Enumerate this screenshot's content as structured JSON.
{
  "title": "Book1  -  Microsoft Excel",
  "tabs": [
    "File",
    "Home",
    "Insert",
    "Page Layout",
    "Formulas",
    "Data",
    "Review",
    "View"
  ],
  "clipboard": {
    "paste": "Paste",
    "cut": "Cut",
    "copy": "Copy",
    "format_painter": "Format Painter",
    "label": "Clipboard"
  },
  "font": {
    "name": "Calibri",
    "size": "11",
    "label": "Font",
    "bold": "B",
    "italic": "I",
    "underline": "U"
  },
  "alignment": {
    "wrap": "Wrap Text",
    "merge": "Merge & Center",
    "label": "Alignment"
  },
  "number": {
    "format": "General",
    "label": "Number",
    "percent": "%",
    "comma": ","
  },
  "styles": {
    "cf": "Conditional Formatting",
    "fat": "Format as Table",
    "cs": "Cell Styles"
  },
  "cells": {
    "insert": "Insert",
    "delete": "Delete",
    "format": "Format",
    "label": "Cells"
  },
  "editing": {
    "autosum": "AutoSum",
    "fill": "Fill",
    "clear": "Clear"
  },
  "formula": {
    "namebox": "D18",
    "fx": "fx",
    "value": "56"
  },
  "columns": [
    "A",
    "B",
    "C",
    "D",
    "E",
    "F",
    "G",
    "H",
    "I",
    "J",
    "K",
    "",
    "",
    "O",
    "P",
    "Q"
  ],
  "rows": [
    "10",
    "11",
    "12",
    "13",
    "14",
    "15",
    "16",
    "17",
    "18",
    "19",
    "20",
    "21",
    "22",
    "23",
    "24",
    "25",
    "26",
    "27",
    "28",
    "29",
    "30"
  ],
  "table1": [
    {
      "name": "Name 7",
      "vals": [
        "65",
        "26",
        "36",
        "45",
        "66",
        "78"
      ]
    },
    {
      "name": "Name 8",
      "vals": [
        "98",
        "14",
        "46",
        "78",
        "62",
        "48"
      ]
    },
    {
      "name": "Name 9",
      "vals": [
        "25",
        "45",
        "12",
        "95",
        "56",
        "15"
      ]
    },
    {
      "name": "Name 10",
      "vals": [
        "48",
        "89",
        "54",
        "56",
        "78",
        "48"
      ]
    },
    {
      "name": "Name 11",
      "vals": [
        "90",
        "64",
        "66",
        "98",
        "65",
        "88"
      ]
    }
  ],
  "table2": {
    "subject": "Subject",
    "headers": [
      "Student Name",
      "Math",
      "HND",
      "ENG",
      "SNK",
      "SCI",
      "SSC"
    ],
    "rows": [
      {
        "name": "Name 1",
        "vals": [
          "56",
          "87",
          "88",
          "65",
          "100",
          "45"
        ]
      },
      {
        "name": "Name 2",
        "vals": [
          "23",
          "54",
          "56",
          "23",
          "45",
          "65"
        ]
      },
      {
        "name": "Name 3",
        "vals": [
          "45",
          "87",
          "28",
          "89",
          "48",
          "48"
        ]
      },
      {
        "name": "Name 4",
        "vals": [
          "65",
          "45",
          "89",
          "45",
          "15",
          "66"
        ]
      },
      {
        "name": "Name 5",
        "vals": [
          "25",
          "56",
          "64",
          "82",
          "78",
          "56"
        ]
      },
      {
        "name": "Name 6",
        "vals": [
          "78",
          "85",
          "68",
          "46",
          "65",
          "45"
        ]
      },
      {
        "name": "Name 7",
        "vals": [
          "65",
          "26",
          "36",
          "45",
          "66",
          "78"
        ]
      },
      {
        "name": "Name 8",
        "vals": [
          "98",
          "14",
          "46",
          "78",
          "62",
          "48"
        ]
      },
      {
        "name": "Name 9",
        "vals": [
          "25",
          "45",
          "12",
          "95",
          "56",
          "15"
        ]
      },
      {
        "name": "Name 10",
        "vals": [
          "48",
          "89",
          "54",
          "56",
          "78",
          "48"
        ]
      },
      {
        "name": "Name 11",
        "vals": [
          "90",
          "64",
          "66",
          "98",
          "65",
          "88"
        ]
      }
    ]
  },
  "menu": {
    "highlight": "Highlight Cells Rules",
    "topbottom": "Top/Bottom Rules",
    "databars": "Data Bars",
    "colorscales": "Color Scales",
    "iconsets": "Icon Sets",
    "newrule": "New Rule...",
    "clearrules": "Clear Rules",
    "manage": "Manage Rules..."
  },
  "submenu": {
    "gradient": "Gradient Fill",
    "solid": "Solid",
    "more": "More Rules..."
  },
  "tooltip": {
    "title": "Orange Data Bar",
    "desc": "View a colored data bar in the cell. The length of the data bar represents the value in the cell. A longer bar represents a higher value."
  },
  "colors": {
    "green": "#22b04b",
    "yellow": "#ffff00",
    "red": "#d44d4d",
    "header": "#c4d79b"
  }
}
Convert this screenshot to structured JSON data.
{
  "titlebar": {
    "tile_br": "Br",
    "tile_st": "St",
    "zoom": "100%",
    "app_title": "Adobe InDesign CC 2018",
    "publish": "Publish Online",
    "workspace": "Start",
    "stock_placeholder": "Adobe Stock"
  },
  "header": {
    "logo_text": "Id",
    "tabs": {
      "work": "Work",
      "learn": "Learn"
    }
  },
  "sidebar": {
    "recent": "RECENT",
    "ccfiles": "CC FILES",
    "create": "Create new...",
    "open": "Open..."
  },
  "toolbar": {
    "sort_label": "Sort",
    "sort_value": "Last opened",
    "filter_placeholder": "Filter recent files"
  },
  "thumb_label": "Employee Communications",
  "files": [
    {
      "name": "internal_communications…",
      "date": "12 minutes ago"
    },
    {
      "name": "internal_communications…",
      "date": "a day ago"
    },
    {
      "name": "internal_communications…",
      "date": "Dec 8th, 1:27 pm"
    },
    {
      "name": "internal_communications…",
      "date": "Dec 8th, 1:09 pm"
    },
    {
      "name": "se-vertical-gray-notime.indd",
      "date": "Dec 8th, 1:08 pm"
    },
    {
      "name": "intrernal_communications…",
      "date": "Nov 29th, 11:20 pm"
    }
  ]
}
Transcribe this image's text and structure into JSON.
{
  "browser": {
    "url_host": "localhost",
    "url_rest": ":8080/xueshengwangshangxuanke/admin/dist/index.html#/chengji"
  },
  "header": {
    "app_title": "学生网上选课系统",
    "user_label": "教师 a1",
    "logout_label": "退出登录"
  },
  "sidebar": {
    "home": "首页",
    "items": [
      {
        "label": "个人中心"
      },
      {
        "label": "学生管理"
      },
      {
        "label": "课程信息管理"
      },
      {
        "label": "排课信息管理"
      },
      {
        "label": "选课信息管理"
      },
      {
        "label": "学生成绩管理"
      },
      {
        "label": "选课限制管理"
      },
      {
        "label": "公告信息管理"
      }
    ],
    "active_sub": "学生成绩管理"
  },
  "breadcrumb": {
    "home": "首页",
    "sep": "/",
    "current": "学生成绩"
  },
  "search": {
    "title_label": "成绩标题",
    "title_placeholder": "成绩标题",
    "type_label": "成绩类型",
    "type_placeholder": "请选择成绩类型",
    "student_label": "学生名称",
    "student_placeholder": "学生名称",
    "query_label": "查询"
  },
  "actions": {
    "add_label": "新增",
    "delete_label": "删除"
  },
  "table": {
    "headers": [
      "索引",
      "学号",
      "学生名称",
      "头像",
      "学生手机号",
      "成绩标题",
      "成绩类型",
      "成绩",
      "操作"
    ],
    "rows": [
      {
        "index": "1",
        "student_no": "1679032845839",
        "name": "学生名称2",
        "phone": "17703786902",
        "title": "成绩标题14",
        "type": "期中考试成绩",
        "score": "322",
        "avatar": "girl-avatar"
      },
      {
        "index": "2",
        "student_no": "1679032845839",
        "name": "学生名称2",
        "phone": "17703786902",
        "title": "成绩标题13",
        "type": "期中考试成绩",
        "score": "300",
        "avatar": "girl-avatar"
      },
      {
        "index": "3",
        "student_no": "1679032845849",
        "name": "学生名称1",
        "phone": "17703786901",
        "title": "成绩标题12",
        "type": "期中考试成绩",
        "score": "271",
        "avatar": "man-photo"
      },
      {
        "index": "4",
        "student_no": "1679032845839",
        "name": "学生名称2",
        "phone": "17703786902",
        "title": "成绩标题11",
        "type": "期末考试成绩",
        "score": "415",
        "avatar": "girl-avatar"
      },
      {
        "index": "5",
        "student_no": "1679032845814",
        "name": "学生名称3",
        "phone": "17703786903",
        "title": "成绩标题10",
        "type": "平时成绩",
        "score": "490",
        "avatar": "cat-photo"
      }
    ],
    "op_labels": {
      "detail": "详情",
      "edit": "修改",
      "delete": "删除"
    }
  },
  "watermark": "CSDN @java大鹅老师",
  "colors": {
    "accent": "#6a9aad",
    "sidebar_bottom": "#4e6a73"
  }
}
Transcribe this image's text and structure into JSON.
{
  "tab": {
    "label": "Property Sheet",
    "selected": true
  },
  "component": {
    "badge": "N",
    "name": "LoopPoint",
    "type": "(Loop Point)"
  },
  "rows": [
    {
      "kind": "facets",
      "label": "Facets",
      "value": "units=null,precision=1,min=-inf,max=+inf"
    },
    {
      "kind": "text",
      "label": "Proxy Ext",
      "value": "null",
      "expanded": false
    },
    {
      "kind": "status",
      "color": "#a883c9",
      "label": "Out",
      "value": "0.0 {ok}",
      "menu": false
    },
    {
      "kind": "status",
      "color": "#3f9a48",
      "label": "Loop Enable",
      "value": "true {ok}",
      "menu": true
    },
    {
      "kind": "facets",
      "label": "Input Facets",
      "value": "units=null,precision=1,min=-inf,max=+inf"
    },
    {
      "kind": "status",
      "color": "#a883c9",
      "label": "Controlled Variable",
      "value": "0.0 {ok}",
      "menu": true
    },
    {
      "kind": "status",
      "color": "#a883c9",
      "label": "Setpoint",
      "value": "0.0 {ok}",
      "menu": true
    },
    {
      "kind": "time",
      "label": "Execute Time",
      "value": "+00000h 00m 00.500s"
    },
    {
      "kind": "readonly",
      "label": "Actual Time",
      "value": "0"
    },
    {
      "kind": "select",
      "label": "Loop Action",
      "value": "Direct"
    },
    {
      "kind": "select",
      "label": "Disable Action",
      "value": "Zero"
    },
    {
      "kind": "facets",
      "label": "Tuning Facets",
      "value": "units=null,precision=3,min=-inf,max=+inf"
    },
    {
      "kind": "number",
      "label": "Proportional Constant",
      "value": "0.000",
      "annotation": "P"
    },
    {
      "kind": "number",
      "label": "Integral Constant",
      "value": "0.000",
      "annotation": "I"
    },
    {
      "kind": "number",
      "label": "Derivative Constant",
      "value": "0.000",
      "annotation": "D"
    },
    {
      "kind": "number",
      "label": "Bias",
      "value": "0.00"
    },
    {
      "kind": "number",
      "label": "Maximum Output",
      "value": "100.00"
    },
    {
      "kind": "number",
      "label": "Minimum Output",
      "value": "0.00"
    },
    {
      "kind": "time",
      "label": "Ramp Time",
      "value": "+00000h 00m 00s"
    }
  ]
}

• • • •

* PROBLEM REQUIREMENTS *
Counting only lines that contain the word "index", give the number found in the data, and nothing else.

* COMPLETED EXERCISE *
6